Depending on the weather and how warm the temperatures are, February normally sees the first frogspawn appear in our ponds and ditches showing us that spring is, hopefully, only just around the corner. So, where have these frogs spent the winter? Well, the answer is that frogs hibernate in all sorts of places, some choosing the mud in the bottom of the pond, others preferring to find places such as log piles, under garden sheds or in cavities within stone walls. Frogs are really only reliant on water to breed, spending most of their adult life stomping (or should I say jumping) around the countryside!
This was very much brought home to me when I came across a frog in a wood, miles from any water - or so I thought! I later discovered frogspawn in some ruts that the forestry workers’ machinery had left behind. Some years these ruts hold water long enough to raise froglets, but in others they dry out, killing all the tadpoles long before they are old enough to survive out of water. As long as there is a successful breeding season every now and again to replenish the local population, it appears that these woodland frogs are doing all right.
When people put in a garden pond, they are often eager to fill it immediately with plants, bring in frogspawn and put the obligatory goldfish or two into it. That’s one way of course, but it is also fascinating to observe how quickly wildlife will colonise the new pond without a helping hand. I would probably simply buy a couple of oxygenating plants from a reputable garden centre (put the wrong, invasive plant in and you will forever be trying to get rid of it!) and sit back to watch the way it evolves. You are quite likely to get frogspawn in the first spring, maybe newts and almost certainly dragonflies!

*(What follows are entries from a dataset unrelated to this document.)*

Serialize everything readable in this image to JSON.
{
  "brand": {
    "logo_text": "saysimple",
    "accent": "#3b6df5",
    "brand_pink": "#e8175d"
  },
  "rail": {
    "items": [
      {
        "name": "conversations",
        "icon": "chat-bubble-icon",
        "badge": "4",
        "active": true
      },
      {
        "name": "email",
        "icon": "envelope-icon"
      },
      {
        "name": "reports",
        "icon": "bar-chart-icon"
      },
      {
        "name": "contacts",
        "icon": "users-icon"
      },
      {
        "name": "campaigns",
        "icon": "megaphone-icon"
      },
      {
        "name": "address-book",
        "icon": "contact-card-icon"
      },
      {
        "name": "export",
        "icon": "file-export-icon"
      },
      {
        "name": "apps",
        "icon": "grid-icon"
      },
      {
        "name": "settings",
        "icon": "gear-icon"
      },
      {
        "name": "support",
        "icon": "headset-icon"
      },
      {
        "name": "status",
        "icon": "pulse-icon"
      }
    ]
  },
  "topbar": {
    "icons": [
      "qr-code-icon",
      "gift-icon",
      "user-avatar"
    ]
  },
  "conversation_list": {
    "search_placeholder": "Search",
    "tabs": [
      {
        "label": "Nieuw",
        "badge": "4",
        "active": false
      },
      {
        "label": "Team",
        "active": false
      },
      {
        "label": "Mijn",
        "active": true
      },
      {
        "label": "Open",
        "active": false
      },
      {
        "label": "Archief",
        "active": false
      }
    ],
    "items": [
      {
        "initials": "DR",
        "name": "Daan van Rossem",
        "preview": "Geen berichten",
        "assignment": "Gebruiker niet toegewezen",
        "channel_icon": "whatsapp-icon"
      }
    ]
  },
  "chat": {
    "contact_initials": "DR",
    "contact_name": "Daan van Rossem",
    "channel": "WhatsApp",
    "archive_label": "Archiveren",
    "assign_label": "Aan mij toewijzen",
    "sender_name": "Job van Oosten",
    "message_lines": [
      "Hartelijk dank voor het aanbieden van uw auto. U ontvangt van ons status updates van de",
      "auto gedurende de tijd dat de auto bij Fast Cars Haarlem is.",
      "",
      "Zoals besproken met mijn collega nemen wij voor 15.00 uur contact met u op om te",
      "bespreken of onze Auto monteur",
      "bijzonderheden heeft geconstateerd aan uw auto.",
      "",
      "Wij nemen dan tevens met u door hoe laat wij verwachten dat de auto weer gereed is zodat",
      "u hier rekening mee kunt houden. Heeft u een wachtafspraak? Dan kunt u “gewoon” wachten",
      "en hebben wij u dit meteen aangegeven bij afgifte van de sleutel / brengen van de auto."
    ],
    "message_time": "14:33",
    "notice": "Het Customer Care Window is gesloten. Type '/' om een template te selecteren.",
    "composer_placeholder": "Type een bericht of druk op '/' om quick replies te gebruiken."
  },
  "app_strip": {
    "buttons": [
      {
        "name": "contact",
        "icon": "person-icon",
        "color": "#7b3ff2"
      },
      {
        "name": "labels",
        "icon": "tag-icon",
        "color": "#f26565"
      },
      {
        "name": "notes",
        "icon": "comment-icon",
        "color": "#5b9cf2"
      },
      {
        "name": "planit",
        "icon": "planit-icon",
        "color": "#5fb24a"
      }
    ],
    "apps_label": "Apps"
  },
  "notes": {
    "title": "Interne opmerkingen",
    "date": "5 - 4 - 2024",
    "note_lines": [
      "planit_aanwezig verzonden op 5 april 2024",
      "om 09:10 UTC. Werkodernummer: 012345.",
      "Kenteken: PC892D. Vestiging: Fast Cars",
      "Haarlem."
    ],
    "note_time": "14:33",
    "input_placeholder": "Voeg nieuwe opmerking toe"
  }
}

If you want a “wildlife” pond, try and create lots of “edge” by having an irregular shape to the pond and also make sure that there is plenty of shallow water as this is what many creatures look for – including frogs to lay spawn in. Somewhere around the pond, make the edge level with the water so that it is easy to get in and, importantly, out of the pond. If you put fish into the pond, don’t expect too many frogs, newts, dragonflies or indeed other wildlife, as most fish will hoover up all the eggs and young, well before they reach maturity.
A frog may lay between 3 and 4 thousand eggs which, once the jelly that surrounds them has swollen with the pond water, can look rather a lot for a small pond! But remember that only between 1-5% of these eggs will go on to produce adult frogs, the others dying or being predated by a wide range of hungry mouths. Because in some parts of the country there is a virus that frogs get, it is perhaps not advisable to move spawn between ponds, as you may inadvertently be “infecting” a pond by spreading the virus.
Once the eggs hatch, the tadpoles spend about three months metamorphosing into tiny little frogs. Then they will leave the pond, often on a warm, wet, rainy night so that in the morning the garden suddenly seems to be full of miniature froglets, which maybe where the origin of the saying “it’s raining frogs” comes from!